WHAT YOU SHOULD DO:
Scan the entries below for the word "Grade" and copy every line in which it occurs.

(Web page and app entries)
※ ※ ※

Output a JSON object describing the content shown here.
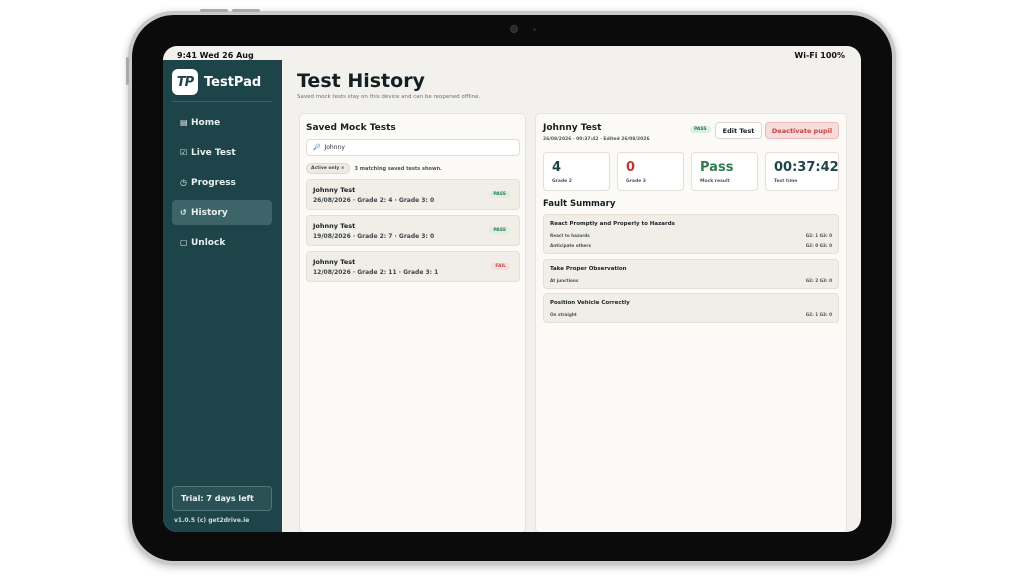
{
  "status": {
    "time": "9:41  Wed 26 Aug",
    "right": "Wi-Fi  100%"
  },
  "brand": {
    "logo": "TP",
    "name": "TestPad"
  },
  "nav": [
    {
      "icon": "▤",
      "label": "Home"
    },
    {
      "icon": "☑",
      "label": "Live Test"
    },
    {
      "icon": "◷",
      "label": "Progress"
    },
    {
      "icon": "↺",
      "label": "History",
      "active": true
    },
    {
      "icon": "▢",
      "label": "Unlock"
    }
  ],
  "trial": "Trial: 7 days left",
  "version": "v1.0.5  (c) get2drive.ie",
  "page": {
    "title": "Test History",
    "subtitle": "Saved mock tests stay on this device and can be reopened offline."
  },
  "saved": {
    "title": "Saved Mock Tests",
    "search_icon": "🔎",
    "search_value": "Johnny",
    "chip": "Active only ×",
    "count": "3 matching saved tests shown.",
    "items": [
      {
        "name": "Johnny Test",
        "meta": "26/08/2026 · Grade 2: 4 · Grade 3: 0",
        "badge": "PASS",
        "status": "pass"
      },
      {
        "name": "Johnny Test",
        "meta": "19/08/2026 · Grade 2: 7 · Grade 3: 0",
        "badge": "PASS",
        "status": "pass"
      },
      {
        "name": "Johnny Test",
        "meta": "12/08/2026 · Grade 2: 11 · Grade 3: 1",
        "badge": "FAIL",
        "status": "fail"
      }
    ]
  },
  "detail": {
    "name": "Johnny Test",
    "meta": "26/08/2026 · 00:37:42 · Edited 26/08/2026",
    "badge": "PASS",
    "edit_label": "Edit Test",
    "deactivate_label": "Deactivate pupil",
    "stats": [
      {
        "value": "4",
        "label": "Grade 2",
        "color": "#1d4549"
      },
      {
        "value": "0",
        "label": "Grade 3",
        "color": "#c0392b"
      },
      {
        "value": "Pass",
        "label": "Mock result",
        "color": "#2e7d4f"
      },
      {
        "value": "00:37:42",
        "label": "Test time",
        "color": "#1d4549"
      }
    ],
    "fault_title": "Fault Summary",
    "faults": [
      {
        "title": "React Promptly and Properly to Hazards",
        "rows": [
          {
            "label": "React to hazards",
            "vals": "G2: 1   G3: 0"
          },
          {
            "label": "Anticipate others",
            "vals": "G2: 0   G3: 0"
          }
        ]
      },
      {
        "title": "Take Proper Observation",
        "rows": [
          {
            "label": "At junctions",
            "vals": "G2: 2   G3: 0"
          }
        ]
      },
      {
        "title": "Position Vehicle Correctly",
        "rows": [
          {
            "label": "On straight",
            "vals": "G2: 1   G3: 0"
          }
        ]
      }
    ]
  }
}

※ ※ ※

ANSWER TO THE EXERCISE:
        "meta": "26/08/2026 · Grade 2: 4 · Grade 3: 0",
        "meta": "19/08/2026 · Grade 2: 7 · Grade 3: 0",
        "meta": "12/08/2026 · Grade 2: 11 · Grade 3: 1",
        "label": "Grade 2",
        "label": "Grade 3",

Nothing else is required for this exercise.